Check each line of the material below for the word "JSON". Say how many lines have it, and nothing else.

The input:
—————

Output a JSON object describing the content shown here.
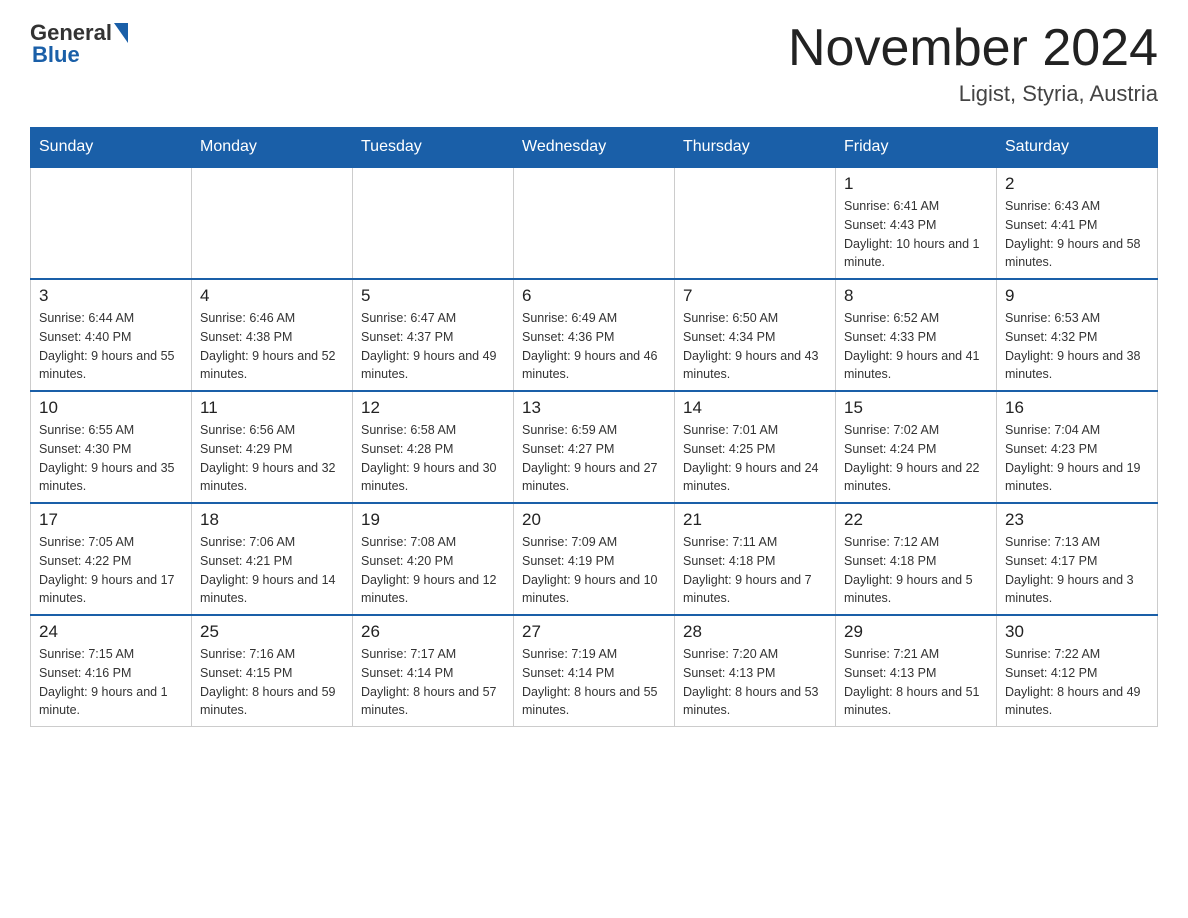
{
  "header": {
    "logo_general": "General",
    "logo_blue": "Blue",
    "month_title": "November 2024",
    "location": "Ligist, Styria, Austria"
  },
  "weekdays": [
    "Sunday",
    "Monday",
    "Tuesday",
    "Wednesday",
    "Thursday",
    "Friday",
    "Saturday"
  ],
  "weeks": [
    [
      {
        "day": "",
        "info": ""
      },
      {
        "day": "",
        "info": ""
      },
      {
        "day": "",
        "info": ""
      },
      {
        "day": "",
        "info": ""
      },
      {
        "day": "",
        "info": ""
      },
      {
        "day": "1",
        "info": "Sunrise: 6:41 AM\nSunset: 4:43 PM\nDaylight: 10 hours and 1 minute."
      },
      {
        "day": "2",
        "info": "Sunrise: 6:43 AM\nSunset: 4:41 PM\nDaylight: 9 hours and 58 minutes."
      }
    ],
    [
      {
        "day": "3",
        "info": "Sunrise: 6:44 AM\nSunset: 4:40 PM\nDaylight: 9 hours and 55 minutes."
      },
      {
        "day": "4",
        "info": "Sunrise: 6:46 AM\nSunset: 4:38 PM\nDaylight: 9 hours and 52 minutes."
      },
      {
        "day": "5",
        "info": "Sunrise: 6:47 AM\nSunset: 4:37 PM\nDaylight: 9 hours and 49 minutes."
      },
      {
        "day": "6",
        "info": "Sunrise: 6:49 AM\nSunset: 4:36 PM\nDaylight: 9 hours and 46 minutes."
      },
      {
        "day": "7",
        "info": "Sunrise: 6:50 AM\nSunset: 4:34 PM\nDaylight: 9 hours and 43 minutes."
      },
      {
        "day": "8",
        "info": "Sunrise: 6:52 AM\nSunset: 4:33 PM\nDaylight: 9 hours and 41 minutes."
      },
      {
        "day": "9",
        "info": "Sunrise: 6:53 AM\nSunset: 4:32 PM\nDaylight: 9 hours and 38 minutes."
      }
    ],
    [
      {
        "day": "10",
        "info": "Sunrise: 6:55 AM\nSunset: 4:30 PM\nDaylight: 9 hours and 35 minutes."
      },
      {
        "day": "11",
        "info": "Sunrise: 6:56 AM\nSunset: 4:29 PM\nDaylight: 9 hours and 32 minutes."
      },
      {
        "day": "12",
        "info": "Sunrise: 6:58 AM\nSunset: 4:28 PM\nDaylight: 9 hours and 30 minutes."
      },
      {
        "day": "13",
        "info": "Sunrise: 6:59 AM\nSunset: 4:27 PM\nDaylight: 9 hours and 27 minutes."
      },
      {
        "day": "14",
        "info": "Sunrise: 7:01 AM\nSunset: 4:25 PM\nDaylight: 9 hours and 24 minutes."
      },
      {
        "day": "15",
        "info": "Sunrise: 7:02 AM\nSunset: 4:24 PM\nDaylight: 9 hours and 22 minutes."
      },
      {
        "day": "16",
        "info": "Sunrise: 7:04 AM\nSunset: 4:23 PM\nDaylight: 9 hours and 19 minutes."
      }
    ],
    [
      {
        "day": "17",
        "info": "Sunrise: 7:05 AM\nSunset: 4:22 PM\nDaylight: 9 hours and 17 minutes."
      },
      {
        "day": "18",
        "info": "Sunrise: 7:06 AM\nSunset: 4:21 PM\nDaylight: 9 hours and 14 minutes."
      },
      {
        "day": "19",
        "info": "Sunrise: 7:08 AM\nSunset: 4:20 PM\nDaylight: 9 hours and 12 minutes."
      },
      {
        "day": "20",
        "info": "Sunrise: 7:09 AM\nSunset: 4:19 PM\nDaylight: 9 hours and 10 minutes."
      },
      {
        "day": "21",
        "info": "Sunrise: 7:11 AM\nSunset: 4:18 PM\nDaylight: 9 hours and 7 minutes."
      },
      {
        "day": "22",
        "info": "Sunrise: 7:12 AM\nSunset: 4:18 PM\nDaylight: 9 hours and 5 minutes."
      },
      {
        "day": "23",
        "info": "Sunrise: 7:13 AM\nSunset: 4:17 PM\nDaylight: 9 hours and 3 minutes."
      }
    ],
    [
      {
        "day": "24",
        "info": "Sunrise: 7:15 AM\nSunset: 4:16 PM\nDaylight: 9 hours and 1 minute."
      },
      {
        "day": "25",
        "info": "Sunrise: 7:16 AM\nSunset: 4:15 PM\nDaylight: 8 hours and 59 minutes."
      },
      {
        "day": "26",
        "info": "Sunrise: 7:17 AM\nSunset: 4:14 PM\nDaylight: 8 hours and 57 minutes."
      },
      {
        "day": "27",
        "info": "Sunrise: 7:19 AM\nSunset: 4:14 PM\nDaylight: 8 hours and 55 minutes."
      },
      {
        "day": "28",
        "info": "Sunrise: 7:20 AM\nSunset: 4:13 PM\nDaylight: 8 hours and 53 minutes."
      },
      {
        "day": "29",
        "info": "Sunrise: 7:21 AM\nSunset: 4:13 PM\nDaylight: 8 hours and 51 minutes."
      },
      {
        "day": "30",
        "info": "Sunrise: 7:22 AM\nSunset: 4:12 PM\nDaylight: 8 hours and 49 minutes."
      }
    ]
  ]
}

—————

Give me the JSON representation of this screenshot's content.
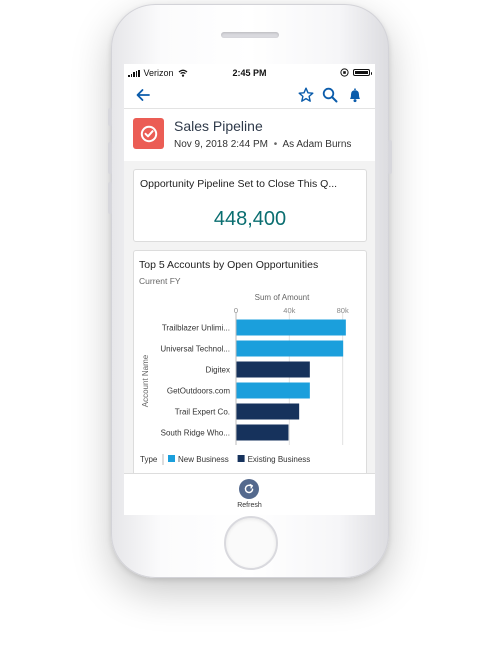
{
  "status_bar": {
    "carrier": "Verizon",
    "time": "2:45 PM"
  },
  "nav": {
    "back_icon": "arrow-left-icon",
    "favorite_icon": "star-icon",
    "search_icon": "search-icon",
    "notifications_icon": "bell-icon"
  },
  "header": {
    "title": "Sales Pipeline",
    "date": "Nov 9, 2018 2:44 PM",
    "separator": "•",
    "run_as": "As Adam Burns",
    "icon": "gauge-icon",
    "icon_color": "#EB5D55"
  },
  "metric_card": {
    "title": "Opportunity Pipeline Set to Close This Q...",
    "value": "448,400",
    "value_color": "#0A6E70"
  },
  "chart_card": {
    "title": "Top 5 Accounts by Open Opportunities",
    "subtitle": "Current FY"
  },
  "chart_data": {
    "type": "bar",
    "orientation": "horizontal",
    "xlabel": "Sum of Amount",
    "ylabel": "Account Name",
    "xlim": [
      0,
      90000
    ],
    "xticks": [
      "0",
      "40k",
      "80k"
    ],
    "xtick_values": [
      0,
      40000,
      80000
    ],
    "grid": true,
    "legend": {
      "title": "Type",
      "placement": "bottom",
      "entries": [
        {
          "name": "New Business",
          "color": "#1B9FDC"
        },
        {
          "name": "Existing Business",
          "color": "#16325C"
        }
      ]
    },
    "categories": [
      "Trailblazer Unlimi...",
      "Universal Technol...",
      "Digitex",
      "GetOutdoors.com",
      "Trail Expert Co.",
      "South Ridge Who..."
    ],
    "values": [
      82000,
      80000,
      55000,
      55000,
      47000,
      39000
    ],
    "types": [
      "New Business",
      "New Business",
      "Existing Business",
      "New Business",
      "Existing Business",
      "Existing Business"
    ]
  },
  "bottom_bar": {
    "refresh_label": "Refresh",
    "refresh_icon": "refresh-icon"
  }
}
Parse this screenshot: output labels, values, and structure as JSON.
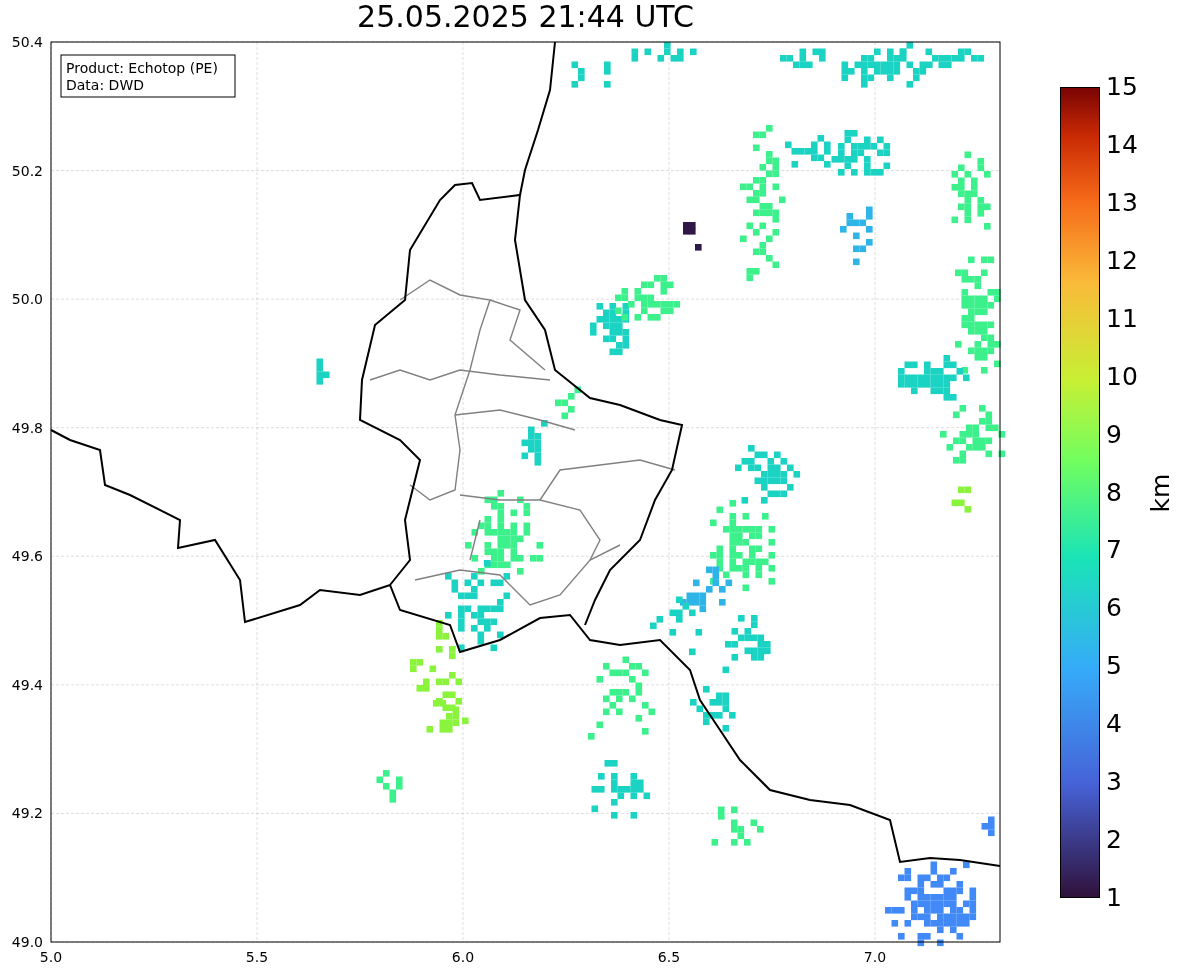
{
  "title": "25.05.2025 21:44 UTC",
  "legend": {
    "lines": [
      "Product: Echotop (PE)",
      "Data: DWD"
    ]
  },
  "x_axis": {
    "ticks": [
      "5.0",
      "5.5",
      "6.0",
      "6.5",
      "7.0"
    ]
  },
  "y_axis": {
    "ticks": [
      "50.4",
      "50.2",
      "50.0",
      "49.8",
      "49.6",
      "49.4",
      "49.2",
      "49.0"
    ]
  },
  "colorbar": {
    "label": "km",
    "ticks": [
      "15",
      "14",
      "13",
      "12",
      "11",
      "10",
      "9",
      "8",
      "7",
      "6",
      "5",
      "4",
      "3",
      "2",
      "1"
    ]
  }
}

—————

Exercise answer: 3